Portland State University. School of Education.
John F. Heflin
Date of Award
Doctor of Education (Ed.D.) in Public School Administration and Supervision
4, ix, 198 leaves 28 cm.
School administration, Administrator role perception inventory, Burn out (Psychology), Teachers -- Job satisfaction -- Measurement
The purpose of this study was to investigate the reliability, subscale intercorrelations, and validity of the Administrator Role Perception Inventory (ARPI), an instrument developed by the investigator and a co-author in the year preceding the study. The ARPI is a 50 item, Likert-type scale which reflects variables thought to be associated with burn-out: expectation, motivation, accomplishment, psycho-physical state, and relationships. Another variable, previously unresearched, was also included; it is the variable of "time" and reflects a negative time orientation, a longing for the "good old days." The inventory was mailed to all of the 2,113 active members of the Confederation of Oregon School Administrators during the middle of August, 1982. The return rate for the ARPI was 62 percent. Analysis of the data showed that the ARPI has an internal consistency of .91. The coefficients for the subscales fell between .70 and .85. As expected, there were substantial intercorrelations among the subscales, ranging from a low of .31 to a high of .63. Total ARPI scores and the subscale scores were correlated with measures of self-perceived burnout, desire for early retirement, and felt job stress. All of these correlations were in the expected direction, were significant at the .001 level, and ranged from -.41 to -.59. It was concluded that the Administrator Role Perception Inventory is comparable to measurement instruments similar in purpose and format.

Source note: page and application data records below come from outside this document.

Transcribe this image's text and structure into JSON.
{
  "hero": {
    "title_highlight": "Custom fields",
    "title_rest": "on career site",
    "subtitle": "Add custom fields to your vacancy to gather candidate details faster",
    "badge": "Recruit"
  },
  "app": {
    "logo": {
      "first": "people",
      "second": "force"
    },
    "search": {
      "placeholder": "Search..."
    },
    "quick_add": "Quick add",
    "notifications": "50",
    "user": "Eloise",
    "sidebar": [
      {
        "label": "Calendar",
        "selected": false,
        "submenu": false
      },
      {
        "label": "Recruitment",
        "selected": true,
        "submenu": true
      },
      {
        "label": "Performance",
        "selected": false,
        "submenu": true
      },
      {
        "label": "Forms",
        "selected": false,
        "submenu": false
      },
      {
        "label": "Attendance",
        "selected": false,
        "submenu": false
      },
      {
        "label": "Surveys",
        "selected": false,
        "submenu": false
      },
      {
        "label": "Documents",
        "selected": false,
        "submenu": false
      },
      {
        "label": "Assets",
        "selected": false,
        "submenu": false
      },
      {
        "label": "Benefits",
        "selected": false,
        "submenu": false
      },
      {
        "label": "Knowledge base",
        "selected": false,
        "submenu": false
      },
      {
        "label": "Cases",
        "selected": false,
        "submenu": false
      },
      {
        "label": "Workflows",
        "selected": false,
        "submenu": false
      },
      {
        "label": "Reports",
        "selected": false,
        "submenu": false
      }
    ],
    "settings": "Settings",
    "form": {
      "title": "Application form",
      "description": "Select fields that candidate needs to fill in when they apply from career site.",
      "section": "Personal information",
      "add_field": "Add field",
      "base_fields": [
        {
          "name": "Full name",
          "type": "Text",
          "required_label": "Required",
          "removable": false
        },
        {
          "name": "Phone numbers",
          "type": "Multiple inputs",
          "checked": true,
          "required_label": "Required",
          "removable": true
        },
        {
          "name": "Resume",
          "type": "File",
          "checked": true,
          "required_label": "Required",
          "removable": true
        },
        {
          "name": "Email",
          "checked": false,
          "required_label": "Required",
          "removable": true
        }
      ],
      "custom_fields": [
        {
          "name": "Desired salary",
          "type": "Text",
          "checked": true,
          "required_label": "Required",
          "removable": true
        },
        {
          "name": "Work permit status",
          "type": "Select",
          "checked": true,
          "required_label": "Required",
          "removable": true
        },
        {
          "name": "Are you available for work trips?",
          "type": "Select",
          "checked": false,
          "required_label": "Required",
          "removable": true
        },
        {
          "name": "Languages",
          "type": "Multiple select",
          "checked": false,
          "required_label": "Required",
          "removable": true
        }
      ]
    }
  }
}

Wax, Anne Skirven, "An investigation of the reliability, subscale intercorrelations, and validity of the Administrator role perception inventory" (1983). Dissertations and Theses. Paper 406.